● EXERCISE OBJECTIVE
Word for word, write out all the entries below, omitting every picture.

Items from a dataset
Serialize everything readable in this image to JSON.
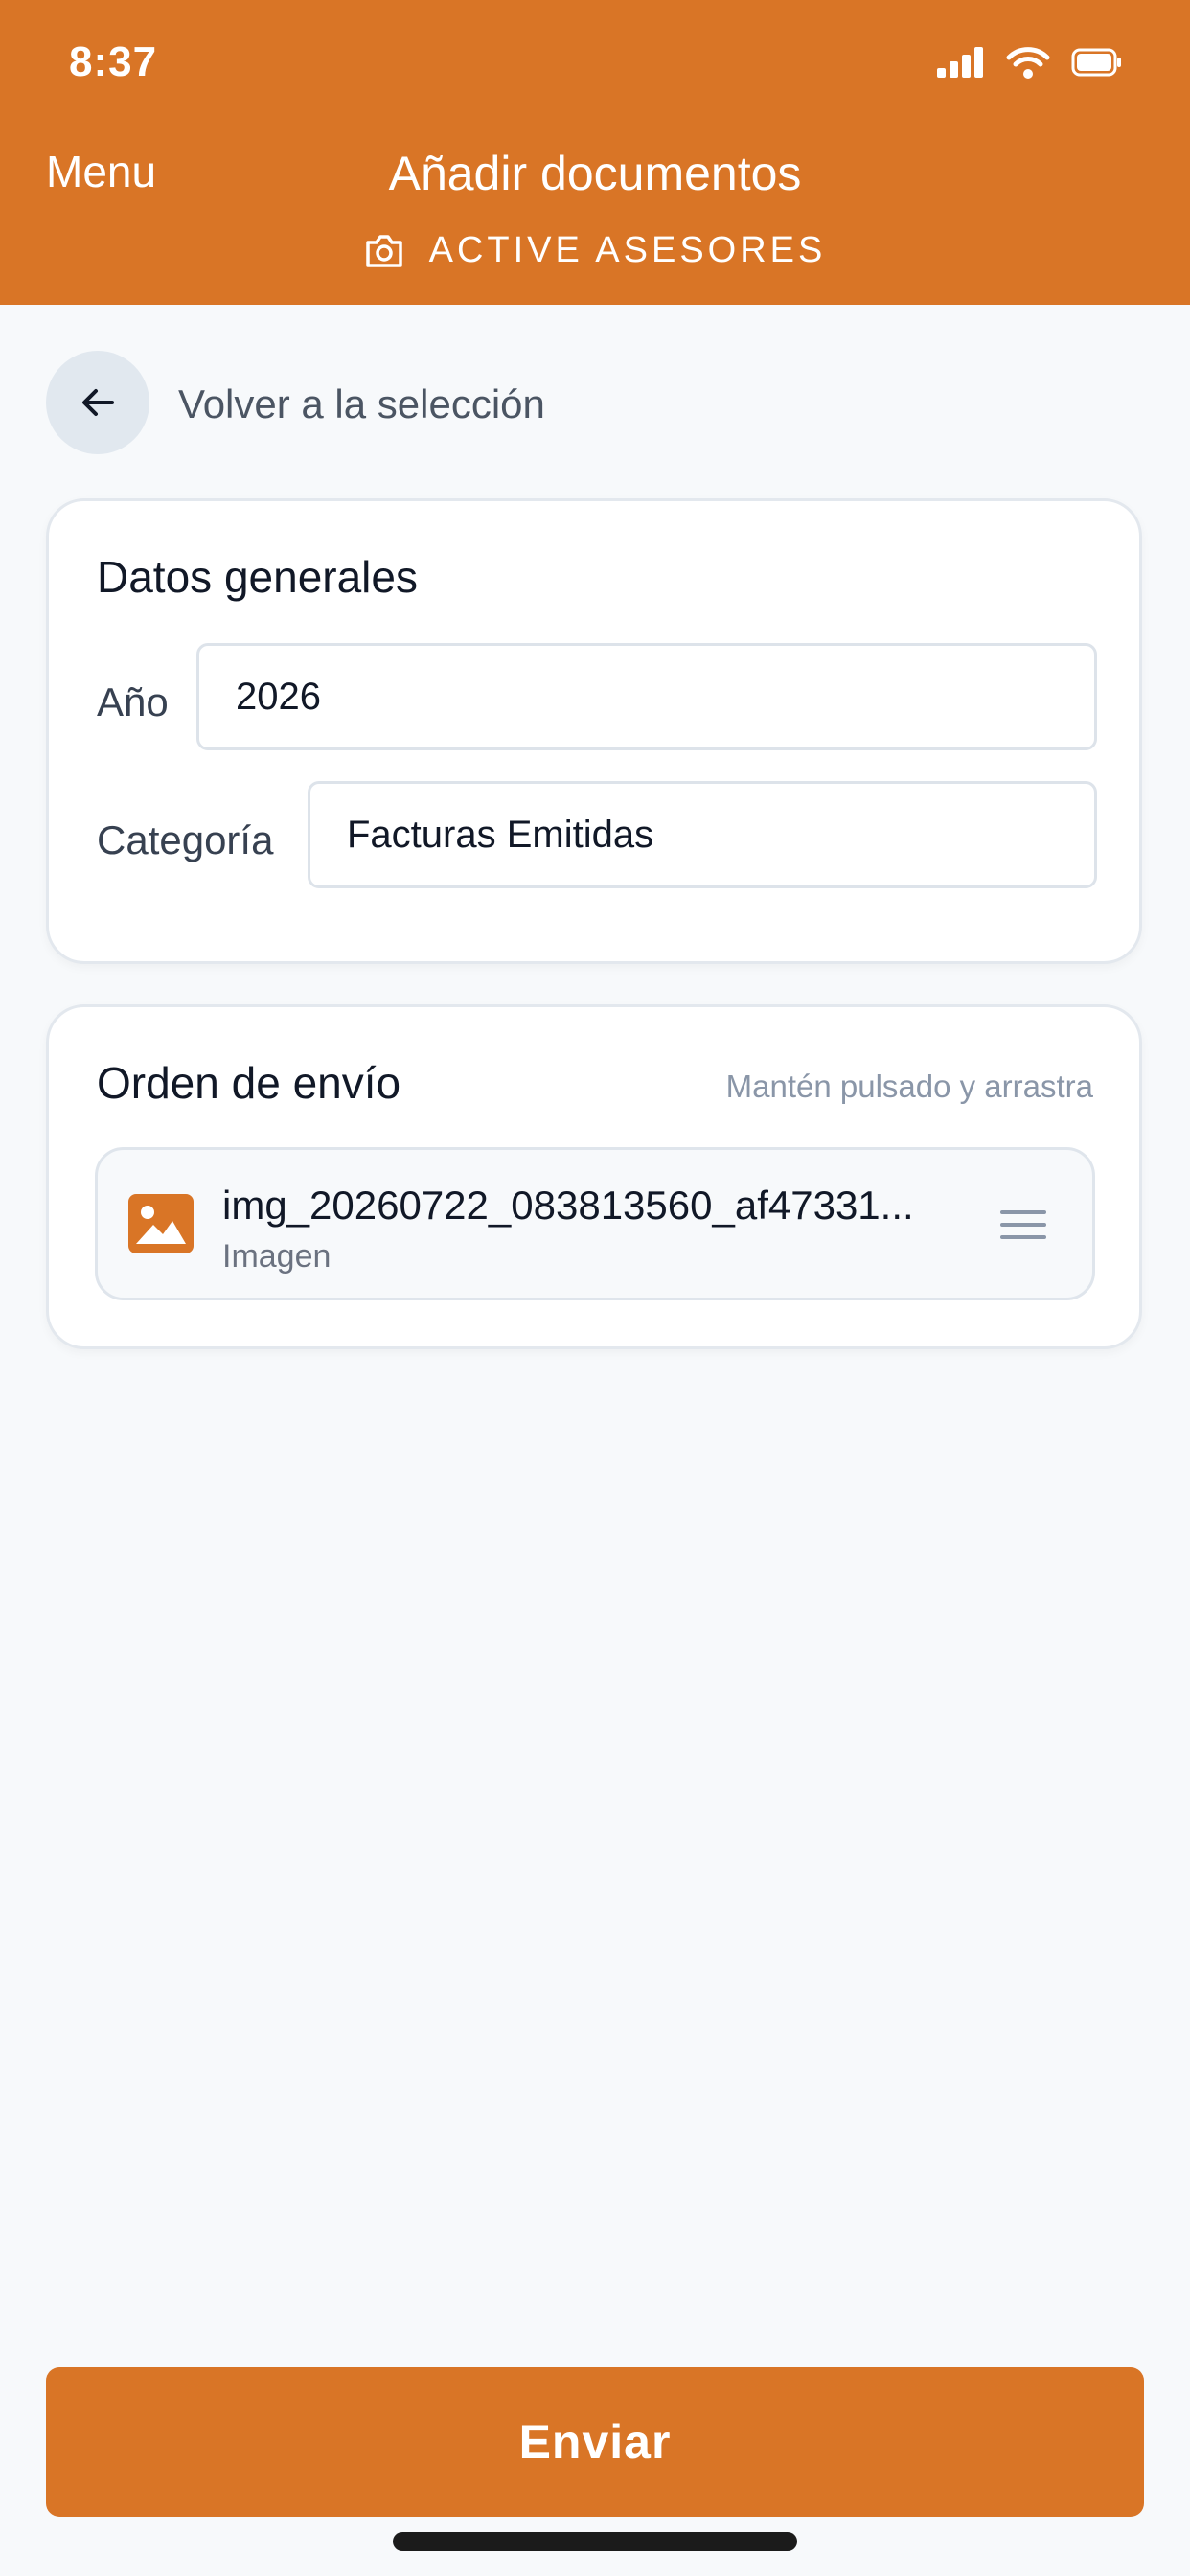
{
  "status_bar": {
    "time": "8:37"
  },
  "header": {
    "menu_label": "Menu",
    "title": "Añadir documentos",
    "subtitle": "ACTIVE ASESORES",
    "color": "#d97526"
  },
  "back": {
    "label": "Volver a la selección"
  },
  "general": {
    "title": "Datos generales",
    "year_label": "Año",
    "year_value": "2026",
    "category_label": "Categoría",
    "category_value": "Facturas Emitidas"
  },
  "order": {
    "title": "Orden de envío",
    "hint": "Mantén pulsado y arrastra",
    "documents": [
      {
        "name": "img_20260722_083813560_af47331...",
        "type": "Imagen",
        "icon": "image-icon"
      }
    ]
  },
  "submit": {
    "label": "Enviar"
  }
}
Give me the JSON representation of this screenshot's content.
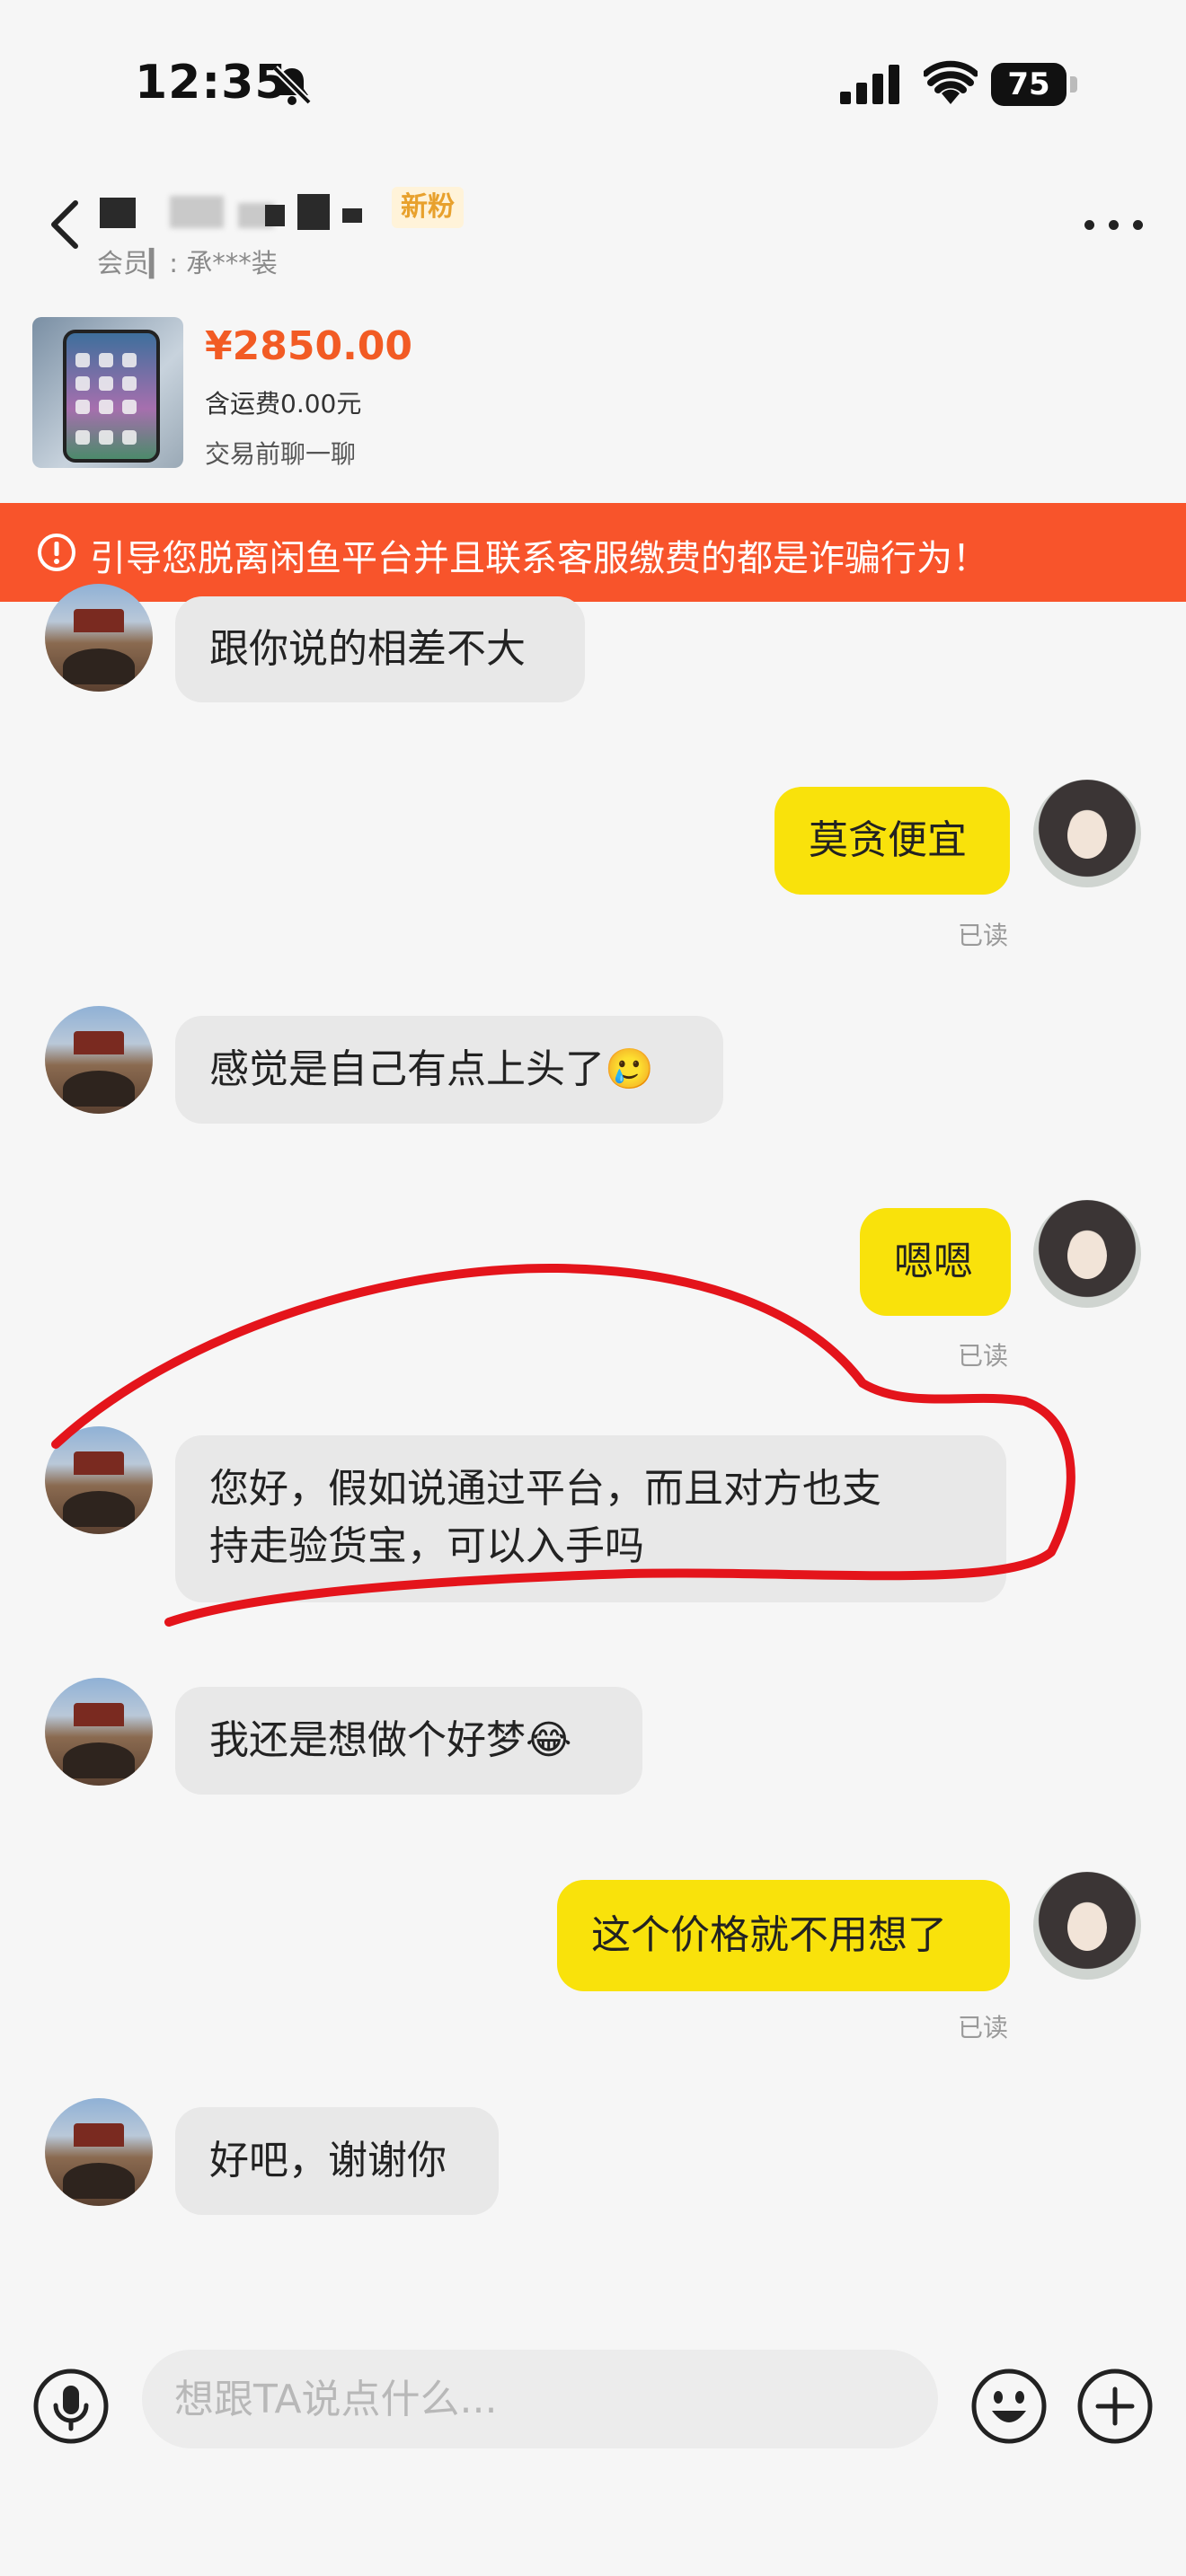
{
  "status_bar": {
    "time": "12:35",
    "battery": "75"
  },
  "header": {
    "badge": "新粉",
    "member_label": "会员▎: 承***装"
  },
  "product": {
    "price": "¥2850.00",
    "shipping": "含运费0.00元",
    "hint": "交易前聊一聊"
  },
  "warning": {
    "text": "引导您脱离闲鱼平台并且联系客服缴费的都是诈骗行为！"
  },
  "messages": [
    {
      "side": "in",
      "text": "跟你说的相差不大"
    },
    {
      "side": "out",
      "text": "莫贪便宜",
      "status": "已读"
    },
    {
      "side": "in",
      "text": "感觉是自己有点上头了🥲"
    },
    {
      "side": "out",
      "text": "嗯嗯",
      "status": "已读"
    },
    {
      "side": "in",
      "text": "您好，假如说通过平台，而且对方也支持走验货宝，可以入手吗",
      "line1": "您好，假如说通过平台，而且对方也支",
      "line2": "持走验货宝，可以入手吗"
    },
    {
      "side": "in",
      "text": "我还是想做个好梦😂"
    },
    {
      "side": "out",
      "text": "这个价格就不用想了",
      "status": "已读"
    },
    {
      "side": "in",
      "text": "好吧，谢谢你"
    }
  ],
  "input": {
    "placeholder": "想跟TA说点什么..."
  },
  "icons": {
    "back": "chevron-left-icon",
    "more": "more-dots-icon",
    "warning": "warning-circle-icon",
    "mic": "microphone-icon",
    "emoji": "emoji-icon",
    "add": "plus-circle-icon",
    "bell": "bell-slash-icon",
    "signal": "cellular-signal-icon",
    "wifi": "wifi-icon"
  },
  "colors": {
    "accent_orange": "#f8542b",
    "price": "#f25b24",
    "my_bubble": "#f9e20b",
    "their_bubble": "#e8e8e8",
    "annotation": "#e4141b"
  }
}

● SOLUTION TO THIS PROBLEM
Serialize everything readable in this image to JSON.
{
  "status_bar": {
    "time": "8:37"
  },
  "header": {
    "menu_label": "Menu",
    "title": "Añadir documentos",
    "subtitle": "ACTIVE ASESORES",
    "color": "#d97526"
  },
  "back": {
    "label": "Volver a la selección"
  },
  "general": {
    "title": "Datos generales",
    "year_label": "Año",
    "year_value": "2026",
    "category_label": "Categoría",
    "category_value": "Facturas Emitidas"
  },
  "order": {
    "title": "Orden de envío",
    "hint": "Mantén pulsado y arrastra",
    "documents": [
      {
        "name": "img_20260722_083813560_af47331...",
        "type": "Imagen",
        "icon": "image-icon"
      }
    ]
  },
  "submit": {
    "label": "Enviar"
  }
}
Give me the JSON representation of this screenshot's content.
{
  "status_bar": {
    "time": "12:35",
    "battery": "75"
  },
  "header": {
    "badge": "新粉",
    "member_label": "会员▎: 承***装"
  },
  "product": {
    "price": "¥2850.00",
    "shipping": "含运费0.00元",
    "hint": "交易前聊一聊"
  },
  "warning": {
    "text": "引导您脱离闲鱼平台并且联系客服缴费的都是诈骗行为！"
  },
  "messages": [
    {
      "side": "in",
      "text": "跟你说的相差不大"
    },
    {
      "side": "out",
      "text": "莫贪便宜",
      "status": "已读"
    },
    {
      "side": "in",
      "text": "感觉是自己有点上头了🥲"
    },
    {
      "side": "out",
      "text": "嗯嗯",
      "status": "已读"
    },
    {
      "side": "in",
      "text": "您好，假如说通过平台，而且对方也支持走验货宝，可以入手吗",
      "line1": "您好，假如说通过平台，而且对方也支",
      "line2": "持走验货宝，可以入手吗"
    },
    {
      "side": "in",
      "text": "我还是想做个好梦😂"
    },
    {
      "side": "out",
      "text": "这个价格就不用想了",
      "status": "已读"
    },
    {
      "side": "in",
      "text": "好吧，谢谢你"
    }
  ],
  "input": {
    "placeholder": "想跟TA说点什么..."
  },
  "icons": {
    "back": "chevron-left-icon",
    "more": "more-dots-icon",
    "warning": "warning-circle-icon",
    "mic": "microphone-icon",
    "emoji": "emoji-icon",
    "add": "plus-circle-icon",
    "bell": "bell-slash-icon",
    "signal": "cellular-signal-icon",
    "wifi": "wifi-icon"
  },
  "colors": {
    "accent_orange": "#f8542b",
    "price": "#f25b24",
    "my_bubble": "#f9e20b",
    "their_bubble": "#e8e8e8",
    "annotation": "#e4141b"
  }
}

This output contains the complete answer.